All hope is gone. The words are haunting and hard to hear. There is a bleakness to the phrase that language cannot really describe. The drop D tuning of the guitar drives the eerie despair of those words. All hope is gone. The finality of the words are crushing. If there isn’t hope for something, what is the point? As I have listened to this song over and over again the past few days, I’ve come to the conclusion that it is a perfect Maundy Thursday/Good Friday song.
The disciples do not yet really know who Jesus is. Yes they have acknowledged him as teacher, Lord, and Messiah but they just don’t know what that means. Over and over again in the Gospel accounts we see Jesus explaining his path to the cross and the disciples not understanding. They simply cannot fathom what Jesus means with all his I-must-die-and-be-raised-from-the-dead talk. After all, it certainly wasn’t what they were expecting and is not how they had interpreted prophesies of the long-awaited Messiah anyway. Regardless of who exactly the disciples thought Jesus was, they certainly didn’t expect him to die. Jesus’ death would mean that all hope is gone. All hope they had of rising against their Roman oppressors, all hope of restoring the promised land, all hope of freedom for the Hebrew people, gone. All gone. All hope is gone.
And of course we know what happens. Jesus has a final meal with his closest disciples during which Peter displays once more his misunderstanding of Jesus’ messianic purpose. Shortly thereafter, he is arrested, put on mock trial, and on Good Friday crucified – the ultimate form of humiliating punishment at the hands of the Romans. In the eyes of the disciples all hope is now gone. And if they don’t lay low, they are likely to be next. What were they to do now? Perhaps the Pharisees were right all along. Maybe Jesus was a fraud. The hope of the disciples is gone. And for the moment, the hope of the whole world is gone. For a matter of hours, violence, oppression, death and evil has won. All hope is gone…….but only for a fleeting moment.

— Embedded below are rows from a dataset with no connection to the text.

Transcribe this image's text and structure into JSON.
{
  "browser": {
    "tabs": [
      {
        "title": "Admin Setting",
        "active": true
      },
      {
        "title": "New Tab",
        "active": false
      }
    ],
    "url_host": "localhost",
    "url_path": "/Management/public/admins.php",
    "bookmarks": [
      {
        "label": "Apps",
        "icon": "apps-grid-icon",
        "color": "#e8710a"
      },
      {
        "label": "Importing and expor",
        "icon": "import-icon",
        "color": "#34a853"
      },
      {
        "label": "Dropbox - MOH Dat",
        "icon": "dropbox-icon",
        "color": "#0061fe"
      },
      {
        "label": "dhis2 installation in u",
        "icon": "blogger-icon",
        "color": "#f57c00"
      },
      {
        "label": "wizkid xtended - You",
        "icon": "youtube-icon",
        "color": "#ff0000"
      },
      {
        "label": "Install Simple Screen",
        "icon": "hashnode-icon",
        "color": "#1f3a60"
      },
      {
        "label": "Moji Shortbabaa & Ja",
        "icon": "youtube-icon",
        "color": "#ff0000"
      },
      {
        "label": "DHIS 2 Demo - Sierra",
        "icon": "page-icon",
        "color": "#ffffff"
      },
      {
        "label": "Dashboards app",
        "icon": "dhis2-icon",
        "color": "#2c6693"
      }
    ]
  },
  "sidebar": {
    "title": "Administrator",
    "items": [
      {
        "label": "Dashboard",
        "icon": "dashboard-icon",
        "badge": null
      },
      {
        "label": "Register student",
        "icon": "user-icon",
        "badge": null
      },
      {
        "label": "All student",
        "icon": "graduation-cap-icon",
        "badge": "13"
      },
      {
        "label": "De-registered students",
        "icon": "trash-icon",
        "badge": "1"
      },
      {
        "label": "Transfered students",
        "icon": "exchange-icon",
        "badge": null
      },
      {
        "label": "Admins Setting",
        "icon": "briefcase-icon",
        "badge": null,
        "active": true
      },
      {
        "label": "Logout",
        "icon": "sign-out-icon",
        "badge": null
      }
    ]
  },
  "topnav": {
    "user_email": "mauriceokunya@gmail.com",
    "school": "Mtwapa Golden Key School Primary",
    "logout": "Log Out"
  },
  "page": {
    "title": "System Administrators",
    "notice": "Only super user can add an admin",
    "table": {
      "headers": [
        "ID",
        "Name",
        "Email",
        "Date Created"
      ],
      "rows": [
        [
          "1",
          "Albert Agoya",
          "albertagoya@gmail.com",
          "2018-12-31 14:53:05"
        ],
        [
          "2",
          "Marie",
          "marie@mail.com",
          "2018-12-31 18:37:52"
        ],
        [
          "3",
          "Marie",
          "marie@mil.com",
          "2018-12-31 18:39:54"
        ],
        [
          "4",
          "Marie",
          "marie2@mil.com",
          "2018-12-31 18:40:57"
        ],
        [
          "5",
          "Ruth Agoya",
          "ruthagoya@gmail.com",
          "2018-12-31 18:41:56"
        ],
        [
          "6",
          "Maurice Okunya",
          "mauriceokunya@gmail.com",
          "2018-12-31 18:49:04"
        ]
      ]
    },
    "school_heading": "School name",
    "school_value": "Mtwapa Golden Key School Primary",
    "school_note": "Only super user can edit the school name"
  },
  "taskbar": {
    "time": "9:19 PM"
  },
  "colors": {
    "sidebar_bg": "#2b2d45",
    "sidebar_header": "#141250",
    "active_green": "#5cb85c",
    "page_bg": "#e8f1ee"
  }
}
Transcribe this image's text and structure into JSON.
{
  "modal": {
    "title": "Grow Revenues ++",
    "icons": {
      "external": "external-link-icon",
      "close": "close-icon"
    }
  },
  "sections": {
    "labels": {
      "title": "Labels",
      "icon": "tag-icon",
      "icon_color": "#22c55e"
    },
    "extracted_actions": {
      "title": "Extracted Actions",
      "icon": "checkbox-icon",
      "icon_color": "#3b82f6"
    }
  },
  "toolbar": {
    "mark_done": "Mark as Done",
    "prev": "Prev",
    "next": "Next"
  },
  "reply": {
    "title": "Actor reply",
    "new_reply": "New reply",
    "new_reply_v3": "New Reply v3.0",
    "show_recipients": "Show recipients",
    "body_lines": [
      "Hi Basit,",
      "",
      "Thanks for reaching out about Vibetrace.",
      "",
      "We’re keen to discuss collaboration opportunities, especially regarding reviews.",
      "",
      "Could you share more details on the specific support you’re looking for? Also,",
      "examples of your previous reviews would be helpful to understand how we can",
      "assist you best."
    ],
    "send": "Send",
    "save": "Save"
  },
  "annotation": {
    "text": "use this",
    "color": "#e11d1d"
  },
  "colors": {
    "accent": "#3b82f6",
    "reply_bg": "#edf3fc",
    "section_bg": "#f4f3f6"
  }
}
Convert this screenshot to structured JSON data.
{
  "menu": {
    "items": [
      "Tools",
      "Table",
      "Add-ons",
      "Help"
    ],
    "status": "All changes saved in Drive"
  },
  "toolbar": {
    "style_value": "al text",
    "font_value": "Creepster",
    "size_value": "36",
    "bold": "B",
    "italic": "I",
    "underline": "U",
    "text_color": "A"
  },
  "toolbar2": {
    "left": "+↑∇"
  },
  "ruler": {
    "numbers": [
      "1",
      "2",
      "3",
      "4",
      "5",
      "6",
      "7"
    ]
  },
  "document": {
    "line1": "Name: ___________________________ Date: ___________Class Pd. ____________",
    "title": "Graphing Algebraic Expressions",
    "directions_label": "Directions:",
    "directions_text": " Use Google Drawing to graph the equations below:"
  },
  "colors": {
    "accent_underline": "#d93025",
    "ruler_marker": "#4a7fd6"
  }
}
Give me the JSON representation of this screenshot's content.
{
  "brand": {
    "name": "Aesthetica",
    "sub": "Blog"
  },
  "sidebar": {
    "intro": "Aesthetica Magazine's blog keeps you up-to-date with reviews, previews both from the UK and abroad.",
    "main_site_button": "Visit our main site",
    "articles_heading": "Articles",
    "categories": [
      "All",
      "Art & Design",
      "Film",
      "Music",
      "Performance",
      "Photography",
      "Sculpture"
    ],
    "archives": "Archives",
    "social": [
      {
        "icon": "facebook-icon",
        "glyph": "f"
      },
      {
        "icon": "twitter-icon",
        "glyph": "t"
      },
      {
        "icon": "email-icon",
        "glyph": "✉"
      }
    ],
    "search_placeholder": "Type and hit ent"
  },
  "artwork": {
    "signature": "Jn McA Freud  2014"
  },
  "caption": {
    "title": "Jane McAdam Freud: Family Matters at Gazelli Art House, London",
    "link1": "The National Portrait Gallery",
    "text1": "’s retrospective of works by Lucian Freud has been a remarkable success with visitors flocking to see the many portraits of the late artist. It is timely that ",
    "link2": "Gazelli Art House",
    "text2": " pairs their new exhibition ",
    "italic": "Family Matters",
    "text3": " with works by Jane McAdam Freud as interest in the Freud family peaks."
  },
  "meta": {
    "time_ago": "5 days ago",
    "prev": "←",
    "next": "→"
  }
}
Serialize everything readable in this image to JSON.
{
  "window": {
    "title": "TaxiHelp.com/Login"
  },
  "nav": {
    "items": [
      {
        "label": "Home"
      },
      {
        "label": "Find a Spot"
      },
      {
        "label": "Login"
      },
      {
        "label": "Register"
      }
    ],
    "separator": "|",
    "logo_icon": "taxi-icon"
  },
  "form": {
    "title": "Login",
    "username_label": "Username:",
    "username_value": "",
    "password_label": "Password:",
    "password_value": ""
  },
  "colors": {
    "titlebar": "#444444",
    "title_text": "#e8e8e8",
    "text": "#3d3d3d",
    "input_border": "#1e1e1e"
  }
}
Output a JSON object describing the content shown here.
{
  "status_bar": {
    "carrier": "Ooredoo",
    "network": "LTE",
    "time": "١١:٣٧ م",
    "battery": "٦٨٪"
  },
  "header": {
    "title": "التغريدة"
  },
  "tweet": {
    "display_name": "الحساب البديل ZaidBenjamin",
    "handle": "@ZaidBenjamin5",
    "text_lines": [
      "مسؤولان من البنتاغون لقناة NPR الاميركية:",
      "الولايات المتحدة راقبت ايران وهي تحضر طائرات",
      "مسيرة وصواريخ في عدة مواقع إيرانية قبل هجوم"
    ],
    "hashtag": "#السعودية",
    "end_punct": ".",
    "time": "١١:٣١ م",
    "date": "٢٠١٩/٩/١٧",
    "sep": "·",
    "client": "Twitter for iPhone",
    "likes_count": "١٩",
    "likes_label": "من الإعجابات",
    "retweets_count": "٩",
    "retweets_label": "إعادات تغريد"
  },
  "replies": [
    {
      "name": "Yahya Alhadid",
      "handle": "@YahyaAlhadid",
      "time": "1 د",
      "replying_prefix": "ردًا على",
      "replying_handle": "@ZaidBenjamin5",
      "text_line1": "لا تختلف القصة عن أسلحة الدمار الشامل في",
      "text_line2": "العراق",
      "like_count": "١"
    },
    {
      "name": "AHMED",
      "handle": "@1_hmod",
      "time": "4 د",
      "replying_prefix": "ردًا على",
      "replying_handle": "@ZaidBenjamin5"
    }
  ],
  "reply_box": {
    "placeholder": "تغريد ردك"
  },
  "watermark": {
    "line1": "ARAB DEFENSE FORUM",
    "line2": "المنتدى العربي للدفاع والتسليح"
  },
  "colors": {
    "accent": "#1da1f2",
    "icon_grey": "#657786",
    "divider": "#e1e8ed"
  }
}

Death does not have the last say and the empty tomb restores in an instant the hope that was lost. Resurrection is the once and for all answer. But we aren’t there yet. So tonight and tomorrow we sit in the darkness of lost hope and in the stillness of stripped sanctuaries.